Is that a Panda, or a Gibbon? Investigating the mystery of Adversarial Examples
Machine Learning (ML) models show great promise in the field of computer vision, which focuses on enabling systems to model and understand digital images automatically (https://goo.gl/whsbSH
But sometimes those ML systems get it wrong. As it turns out, many machine learning models, including Neural Networks, have intriguing properties. One such property, “blind spots” (http://goo.gl/FPuCzk
), causes them to misclassify adversarial examples
- images that are formed by applying very small, but intentional, perturbations to existing correctly labeled examples. Moreover, when these different models misclassify an adversarial example, they often agree with each other on its class.
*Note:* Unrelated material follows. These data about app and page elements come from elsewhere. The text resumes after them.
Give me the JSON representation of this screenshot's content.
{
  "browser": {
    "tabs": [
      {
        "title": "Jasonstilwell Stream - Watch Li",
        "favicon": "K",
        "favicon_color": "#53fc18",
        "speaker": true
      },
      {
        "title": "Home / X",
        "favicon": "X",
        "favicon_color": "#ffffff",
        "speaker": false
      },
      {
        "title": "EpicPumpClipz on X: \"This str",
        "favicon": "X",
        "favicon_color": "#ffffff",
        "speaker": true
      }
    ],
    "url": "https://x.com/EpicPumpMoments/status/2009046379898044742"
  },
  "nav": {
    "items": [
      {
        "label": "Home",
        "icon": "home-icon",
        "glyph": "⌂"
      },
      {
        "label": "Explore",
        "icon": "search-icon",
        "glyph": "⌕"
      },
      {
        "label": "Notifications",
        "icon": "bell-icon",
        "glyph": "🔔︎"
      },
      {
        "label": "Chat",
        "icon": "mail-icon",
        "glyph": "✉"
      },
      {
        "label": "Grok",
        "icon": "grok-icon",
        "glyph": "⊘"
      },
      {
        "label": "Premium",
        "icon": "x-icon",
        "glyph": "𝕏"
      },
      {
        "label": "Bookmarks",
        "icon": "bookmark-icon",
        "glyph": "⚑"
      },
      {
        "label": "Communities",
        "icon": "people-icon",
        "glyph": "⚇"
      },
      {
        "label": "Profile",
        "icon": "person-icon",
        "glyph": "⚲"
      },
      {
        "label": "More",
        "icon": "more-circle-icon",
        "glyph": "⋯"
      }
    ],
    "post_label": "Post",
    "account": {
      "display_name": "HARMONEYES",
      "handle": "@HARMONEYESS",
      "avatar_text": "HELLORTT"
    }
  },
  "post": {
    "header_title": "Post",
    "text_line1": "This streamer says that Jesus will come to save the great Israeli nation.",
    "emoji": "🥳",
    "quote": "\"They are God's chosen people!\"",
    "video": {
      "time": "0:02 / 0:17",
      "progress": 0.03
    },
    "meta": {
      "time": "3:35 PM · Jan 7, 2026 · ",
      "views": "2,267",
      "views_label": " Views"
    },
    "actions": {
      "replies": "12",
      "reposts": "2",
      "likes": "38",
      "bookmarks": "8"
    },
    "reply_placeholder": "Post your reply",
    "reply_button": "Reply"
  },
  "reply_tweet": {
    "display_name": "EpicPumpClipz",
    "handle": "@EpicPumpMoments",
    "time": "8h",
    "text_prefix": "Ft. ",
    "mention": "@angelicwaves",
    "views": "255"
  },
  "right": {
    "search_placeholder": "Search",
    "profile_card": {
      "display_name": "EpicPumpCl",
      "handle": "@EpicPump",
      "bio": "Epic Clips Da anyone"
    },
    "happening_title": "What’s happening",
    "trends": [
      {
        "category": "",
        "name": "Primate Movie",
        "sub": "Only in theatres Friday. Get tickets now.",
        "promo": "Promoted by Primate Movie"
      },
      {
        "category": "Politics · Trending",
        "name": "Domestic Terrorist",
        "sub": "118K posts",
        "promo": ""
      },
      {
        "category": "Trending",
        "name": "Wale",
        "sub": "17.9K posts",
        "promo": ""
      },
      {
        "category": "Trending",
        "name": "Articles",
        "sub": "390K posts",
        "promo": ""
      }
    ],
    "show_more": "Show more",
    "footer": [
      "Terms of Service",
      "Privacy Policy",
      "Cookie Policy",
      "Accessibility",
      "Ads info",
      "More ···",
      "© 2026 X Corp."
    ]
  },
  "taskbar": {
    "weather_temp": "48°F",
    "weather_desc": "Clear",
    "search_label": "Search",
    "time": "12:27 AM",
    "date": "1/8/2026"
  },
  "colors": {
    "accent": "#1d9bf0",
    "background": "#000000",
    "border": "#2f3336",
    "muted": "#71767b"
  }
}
But why does this happen?
At the 2015 International Conference on Learning Representations (http://goo.gl/DxCNM1
), Google Research Scientists +Ian Goodfellow
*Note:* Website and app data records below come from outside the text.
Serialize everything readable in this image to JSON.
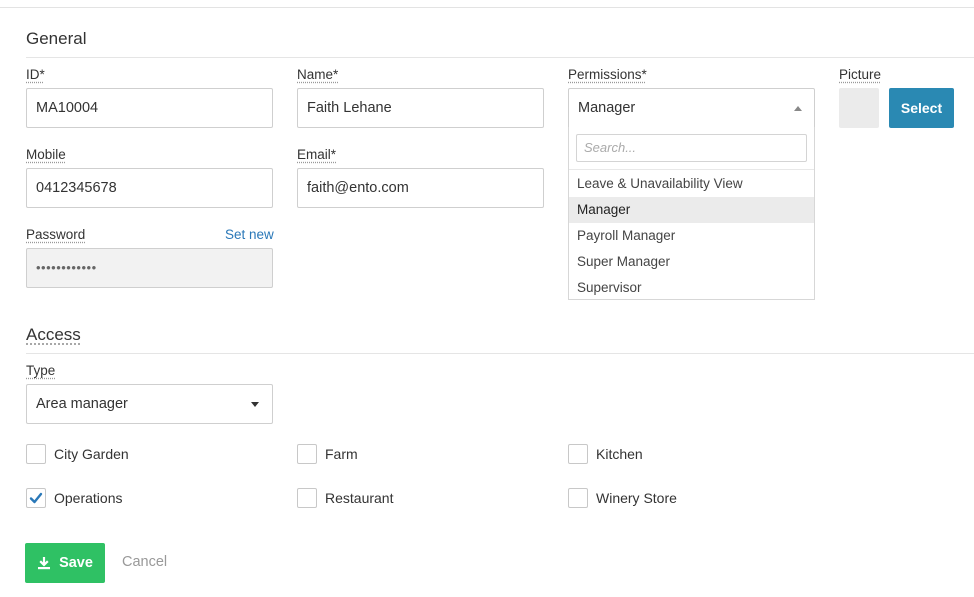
{
  "general": {
    "title": "General",
    "id": {
      "label": "ID*",
      "value": "MA10004"
    },
    "name": {
      "label": "Name*",
      "value": "Faith Lehane"
    },
    "permissions": {
      "label": "Permissions*",
      "value": "Manager",
      "search_placeholder": "Search...",
      "options": [
        "Leave & Unavailability View",
        "Manager",
        "Payroll Manager",
        "Super Manager",
        "Supervisor"
      ],
      "selected_index": 1
    },
    "picture": {
      "label": "Picture",
      "select_label": "Select"
    },
    "mobile": {
      "label": "Mobile",
      "value": "0412345678"
    },
    "email": {
      "label": "Email*",
      "value": "faith@ento.com"
    },
    "password": {
      "label": "Password",
      "set_new_label": "Set new",
      "value": "••••••••••••"
    }
  },
  "access": {
    "title": "Access",
    "type": {
      "label": "Type",
      "value": "Area manager"
    },
    "locations": [
      {
        "label": "City Garden",
        "checked": false
      },
      {
        "label": "Farm",
        "checked": false
      },
      {
        "label": "Kitchen",
        "checked": false
      },
      {
        "label": "Operations",
        "checked": true
      },
      {
        "label": "Restaurant",
        "checked": false
      },
      {
        "label": "Winery Store",
        "checked": false
      }
    ]
  },
  "actions": {
    "save_label": "Save",
    "cancel_label": "Cancel"
  },
  "colors": {
    "primary": "#2a89b3",
    "save": "#2fc164",
    "link": "#2a78b8",
    "check": "#2a78b8"
  },
  "icons": {
    "save": "download-icon",
    "check": "checkmark-icon",
    "caret_up": "caret-up-icon",
    "caret_down": "caret-down-icon"
  }
}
, +Jon Shlens
, and +Christian Szegedy
presented Explaining and Harnessing Adversarial Examples
), where they investigate neural networks’ vulnerability to adversarial perturbation.
Previously, the thinking was that adversarial examples were due to overfitting and the non-linear nature of Deep Neural Networks. In this paper, the authors argue that, rather, existing models are too
linear, and that generalization of adversarial examples across different models can be explained as a result of the different models learning similar functions when trained to perform the same task. In doing so, they propose a fast method of generating adversarial examples that can be used to help train models to resist adversarial perturbation.